(Dataset rows for apps and sites)

-.-.-

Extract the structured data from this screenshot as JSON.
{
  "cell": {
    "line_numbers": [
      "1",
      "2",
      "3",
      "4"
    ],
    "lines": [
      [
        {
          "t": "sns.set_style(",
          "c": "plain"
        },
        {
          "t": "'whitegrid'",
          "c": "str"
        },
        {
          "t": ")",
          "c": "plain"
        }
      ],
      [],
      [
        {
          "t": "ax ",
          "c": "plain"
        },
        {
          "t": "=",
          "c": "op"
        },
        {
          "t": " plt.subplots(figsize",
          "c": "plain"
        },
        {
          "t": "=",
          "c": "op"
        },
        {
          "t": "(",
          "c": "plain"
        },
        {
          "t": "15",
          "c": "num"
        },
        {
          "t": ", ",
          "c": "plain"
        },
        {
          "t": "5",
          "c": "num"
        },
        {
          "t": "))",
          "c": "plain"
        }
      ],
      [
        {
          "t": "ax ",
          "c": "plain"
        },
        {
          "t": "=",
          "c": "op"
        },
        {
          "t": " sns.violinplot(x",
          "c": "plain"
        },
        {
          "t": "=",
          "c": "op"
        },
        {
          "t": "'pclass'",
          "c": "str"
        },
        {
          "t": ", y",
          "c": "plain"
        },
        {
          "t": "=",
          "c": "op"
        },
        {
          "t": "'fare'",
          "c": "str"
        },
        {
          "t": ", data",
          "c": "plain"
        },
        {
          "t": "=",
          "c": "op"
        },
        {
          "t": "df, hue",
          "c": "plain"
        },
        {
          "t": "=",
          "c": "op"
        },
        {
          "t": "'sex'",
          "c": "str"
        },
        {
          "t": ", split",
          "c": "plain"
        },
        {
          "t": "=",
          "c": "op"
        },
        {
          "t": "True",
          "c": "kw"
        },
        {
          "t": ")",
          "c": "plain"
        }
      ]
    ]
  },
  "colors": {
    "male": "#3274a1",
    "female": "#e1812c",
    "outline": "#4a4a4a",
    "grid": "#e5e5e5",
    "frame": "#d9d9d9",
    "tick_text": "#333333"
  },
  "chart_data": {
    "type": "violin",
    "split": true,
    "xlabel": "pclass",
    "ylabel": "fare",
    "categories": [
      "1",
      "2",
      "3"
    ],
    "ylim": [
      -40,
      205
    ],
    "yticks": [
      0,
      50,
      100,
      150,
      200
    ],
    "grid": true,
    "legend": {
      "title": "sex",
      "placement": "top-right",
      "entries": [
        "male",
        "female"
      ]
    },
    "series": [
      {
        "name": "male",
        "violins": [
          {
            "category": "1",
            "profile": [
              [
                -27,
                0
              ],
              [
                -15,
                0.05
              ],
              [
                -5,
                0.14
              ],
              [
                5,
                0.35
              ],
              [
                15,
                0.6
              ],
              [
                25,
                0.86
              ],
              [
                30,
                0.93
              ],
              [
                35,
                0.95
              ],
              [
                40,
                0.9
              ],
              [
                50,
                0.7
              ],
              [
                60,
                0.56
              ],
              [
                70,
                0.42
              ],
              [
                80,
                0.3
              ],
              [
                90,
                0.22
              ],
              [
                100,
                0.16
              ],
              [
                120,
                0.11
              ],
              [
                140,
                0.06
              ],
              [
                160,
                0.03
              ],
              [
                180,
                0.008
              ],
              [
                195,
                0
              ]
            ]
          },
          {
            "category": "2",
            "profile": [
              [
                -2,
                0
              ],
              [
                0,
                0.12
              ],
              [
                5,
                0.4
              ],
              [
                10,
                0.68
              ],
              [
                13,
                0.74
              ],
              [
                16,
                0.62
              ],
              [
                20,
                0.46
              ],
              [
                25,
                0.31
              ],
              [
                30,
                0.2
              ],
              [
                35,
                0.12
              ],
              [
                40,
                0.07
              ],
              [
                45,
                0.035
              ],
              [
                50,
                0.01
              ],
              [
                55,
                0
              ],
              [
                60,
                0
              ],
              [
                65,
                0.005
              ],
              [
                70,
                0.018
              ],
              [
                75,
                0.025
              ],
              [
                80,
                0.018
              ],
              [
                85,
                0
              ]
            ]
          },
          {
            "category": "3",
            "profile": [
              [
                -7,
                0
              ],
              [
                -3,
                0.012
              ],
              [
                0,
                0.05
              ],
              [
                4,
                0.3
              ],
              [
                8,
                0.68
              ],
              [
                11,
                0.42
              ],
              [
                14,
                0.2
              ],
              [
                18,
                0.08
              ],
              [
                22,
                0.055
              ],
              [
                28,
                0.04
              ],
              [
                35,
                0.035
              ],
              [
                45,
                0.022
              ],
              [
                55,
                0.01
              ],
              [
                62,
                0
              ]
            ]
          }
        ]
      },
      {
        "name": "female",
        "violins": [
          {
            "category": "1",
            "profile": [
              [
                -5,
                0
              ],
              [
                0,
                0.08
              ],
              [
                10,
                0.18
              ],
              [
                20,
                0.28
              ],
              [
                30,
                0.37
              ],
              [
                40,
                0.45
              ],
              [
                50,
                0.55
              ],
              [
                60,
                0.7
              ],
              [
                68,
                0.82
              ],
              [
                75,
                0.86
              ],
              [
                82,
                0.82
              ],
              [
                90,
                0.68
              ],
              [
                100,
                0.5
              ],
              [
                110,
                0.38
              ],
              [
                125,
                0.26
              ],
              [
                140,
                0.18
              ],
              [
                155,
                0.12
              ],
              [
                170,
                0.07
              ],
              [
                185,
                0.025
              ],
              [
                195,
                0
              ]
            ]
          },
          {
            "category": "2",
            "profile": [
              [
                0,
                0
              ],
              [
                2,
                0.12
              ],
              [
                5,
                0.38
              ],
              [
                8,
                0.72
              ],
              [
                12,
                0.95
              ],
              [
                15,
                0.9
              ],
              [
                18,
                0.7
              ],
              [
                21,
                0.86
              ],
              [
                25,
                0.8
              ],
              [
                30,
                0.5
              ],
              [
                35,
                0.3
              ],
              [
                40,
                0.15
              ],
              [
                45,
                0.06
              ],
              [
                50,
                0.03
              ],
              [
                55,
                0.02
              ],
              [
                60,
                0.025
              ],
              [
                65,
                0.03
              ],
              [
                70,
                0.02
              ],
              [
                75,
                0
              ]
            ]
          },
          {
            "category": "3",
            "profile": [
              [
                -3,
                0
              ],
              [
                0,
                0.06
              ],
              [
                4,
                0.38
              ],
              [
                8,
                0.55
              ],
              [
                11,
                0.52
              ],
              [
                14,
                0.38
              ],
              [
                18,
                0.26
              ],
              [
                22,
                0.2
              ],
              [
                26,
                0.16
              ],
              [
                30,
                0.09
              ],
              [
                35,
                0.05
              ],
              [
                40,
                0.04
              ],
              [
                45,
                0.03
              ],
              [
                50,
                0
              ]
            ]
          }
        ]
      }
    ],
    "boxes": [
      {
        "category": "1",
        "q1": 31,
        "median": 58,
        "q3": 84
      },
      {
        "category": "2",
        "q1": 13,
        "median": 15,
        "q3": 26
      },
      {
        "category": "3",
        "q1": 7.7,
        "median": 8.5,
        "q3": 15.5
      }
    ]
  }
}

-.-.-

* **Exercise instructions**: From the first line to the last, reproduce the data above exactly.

* **Solution**:
Extract the structured data from this screenshot as JSON.
{
  "cell": {
    "line_numbers": [
      "1",
      "2",
      "3",
      "4"
    ],
    "lines": [
      [
        {
          "t": "sns.set_style(",
          "c": "plain"
        },
        {
          "t": "'whitegrid'",
          "c": "str"
        },
        {
          "t": ")",
          "c": "plain"
        }
      ],
      [],
      [
        {
          "t": "ax ",
          "c": "plain"
        },
        {
          "t": "=",
          "c": "op"
        },
        {
          "t": " plt.subplots(figsize",
          "c": "plain"
        },
        {
          "t": "=",
          "c": "op"
        },
        {
          "t": "(",
          "c": "plain"
        },
        {
          "t": "15",
          "c": "num"
        },
        {
          "t": ", ",
          "c": "plain"
        },
        {
          "t": "5",
          "c": "num"
        },
        {
          "t": "))",
          "c": "plain"
        }
      ],
      [
        {
          "t": "ax ",
          "c": "plain"
        },
        {
          "t": "=",
          "c": "op"
        },
        {
          "t": " sns.violinplot(x",
          "c": "plain"
        },
        {
          "t": "=",
          "c": "op"
        },
        {
          "t": "'pclass'",
          "c": "str"
        },
        {
          "t": ", y",
          "c": "plain"
        },
        {
          "t": "=",
          "c": "op"
        },
        {
          "t": "'fare'",
          "c": "str"
        },
        {
          "t": ", data",
          "c": "plain"
        },
        {
          "t": "=",
          "c": "op"
        },
        {
          "t": "df, hue",
          "c": "plain"
        },
        {
          "t": "=",
          "c": "op"
        },
        {
          "t": "'sex'",
          "c": "str"
        },
        {
          "t": ", split",
          "c": "plain"
        },
        {
          "t": "=",
          "c": "op"
        },
        {
          "t": "True",
          "c": "kw"
        },
        {
          "t": ")",
          "c": "plain"
        }
      ]
    ]
  },
  "colors": {
    "male": "#3274a1",
    "female": "#e1812c",
    "outline": "#4a4a4a",
    "grid": "#e5e5e5",
    "frame": "#d9d9d9",
    "tick_text": "#333333"
  },
  "chart_data": {
    "type": "violin",
    "split": true,
    "xlabel": "pclass",
    "ylabel": "fare",
    "categories": [
      "1",
      "2",
      "3"
    ],
    "ylim": [
      -40,
      205
    ],
    "yticks": [
      0,
      50,
      100,
      150,
      200
    ],
    "grid": true,
    "legend": {
      "title": "sex",
      "placement": "top-right",
      "entries": [
        "male",
        "female"
      ]
    },
    "series": [
      {
        "name": "male",
        "violins": [
          {
            "category": "1",
            "profile": [
              [
                -27,
                0
              ],
              [
                -15,
                0.05
              ],
              [
                -5,
                0.14
              ],
              [
                5,
                0.35
              ],
              [
                15,
                0.6
              ],
              [
                25,
                0.86
              ],
              [
                30,
                0.93
              ],
              [
                35,
                0.95
              ],
              [
                40,
                0.9
              ],
              [
                50,
                0.7
              ],
              [
                60,
                0.56
              ],
              [
                70,
                0.42
              ],
              [
                80,
                0.3
              ],
              [
                90,
                0.22
              ],
              [
                100,
                0.16
              ],
              [
                120,
                0.11
              ],
              [
                140,
                0.06
              ],
              [
                160,
                0.03
              ],
              [
                180,
                0.008
              ],
              [
                195,
                0
              ]
            ]
          },
          {
            "category": "2",
            "profile": [
              [
                -2,
                0
              ],
              [
                0,
                0.12
              ],
              [
                5,
                0.4
              ],
              [
                10,
                0.68
              ],
              [
                13,
                0.74
              ],
              [
                16,
                0.62
              ],
              [
                20,
                0.46
              ],
              [
                25,
                0.31
              ],
              [
                30,
                0.2
              ],
              [
                35,
                0.12
              ],
              [
                40,
                0.07
              ],
              [
                45,
                0.035
              ],
              [
                50,
                0.01
              ],
              [
                55,
                0
              ],
              [
                60,
                0
              ],
              [
                65,
                0.005
              ],
              [
                70,
                0.018
              ],
              [
                75,
                0.025
              ],
              [
                80,
                0.018
              ],
              [
                85,
                0
              ]
            ]
          },
          {
            "category": "3",
            "profile": [
              [
                -7,
                0
              ],
              [
                -3,
                0.012
              ],
              [
                0,
                0.05
              ],
              [
                4,
                0.3
              ],
              [
                8,
                0.68
              ],
              [
                11,
                0.42
              ],
              [
                14,
                0.2
              ],
              [
                18,
                0.08
              ],
              [
                22,
                0.055
              ],
              [
                28,
                0.04
              ],
              [
                35,
                0.035
              ],
              [
                45,
                0.022
              ],
              [
                55,
                0.01
              ],
              [
                62,
                0
              ]
            ]
          }
        ]
      },
      {
        "name": "female",
        "violins": [
          {
            "category": "1",
            "profile": [
              [
                -5,
                0
              ],
              [
                0,
                0.08
              ],
              [
                10,
                0.18
              ],
              [
                20,
                0.28
              ],
              [
                30,
                0.37
              ],
              [
                40,
                0.45
              ],
              [
                50,
                0.55
              ],
              [
                60,
                0.7
              ],
              [
                68,
                0.82
              ],
              [
                75,
                0.86
              ],
              [
                82,
                0.82
              ],
              [
                90,
                0.68
              ],
              [
                100,
                0.5
              ],
              [
                110,
                0.38
              ],
              [
                125,
                0.26
              ],
              [
                140,
                0.18
              ],
              [
                155,
                0.12
              ],
              [
                170,
                0.07
              ],
              [
                185,
                0.025
              ],
              [
                195,
                0
              ]
            ]
          },
          {
            "category": "2",
            "profile": [
              [
                0,
                0
              ],
              [
                2,
                0.12
              ],
              [
                5,
                0.38
              ],
              [
                8,
                0.72
              ],
              [
                12,
                0.95
              ],
              [
                15,
                0.9
              ],
              [
                18,
                0.7
              ],
              [
                21,
                0.86
              ],
              [
                25,
                0.8
              ],
              [
                30,
                0.5
              ],
              [
                35,
                0.3
              ],
              [
                40,
                0.15
              ],
              [
                45,
                0.06
              ],
              [
                50,
                0.03
              ],
              [
                55,
                0.02
              ],
              [
                60,
                0.025
              ],
              [
                65,
                0.03
              ],
              [
                70,
                0.02
              ],
              [
                75,
                0
              ]
            ]
          },
          {
            "category": "3",
            "profile": [
              [
                -3,
                0
              ],
              [
                0,
                0.06
              ],
              [
                4,
                0.38
              ],
              [
                8,
                0.55
              ],
              [
                11,
                0.52
              ],
              [
                14,
                0.38
              ],
              [
                18,
                0.26
              ],
              [
                22,
                0.2
              ],
              [
                26,
                0.16
              ],
              [
                30,
                0.09
              ],
              [
                35,
                0.05
              ],
              [
                40,
                0.04
              ],
              [
                45,
                0.03
              ],
              [
                50,
                0
              ]
            ]
          }
        ]
      }
    ],
    "boxes": [
      {
        "category": "1",
        "q1": 31,
        "median": 58,
        "q3": 84
      },
      {
        "category": "2",
        "q1": 13,
        "median": 15,
        "q3": 26
      },
      {
        "category": "3",
        "q1": 7.7,
        "median": 8.5,
        "q3": 15.5
      }
    ]
  }
}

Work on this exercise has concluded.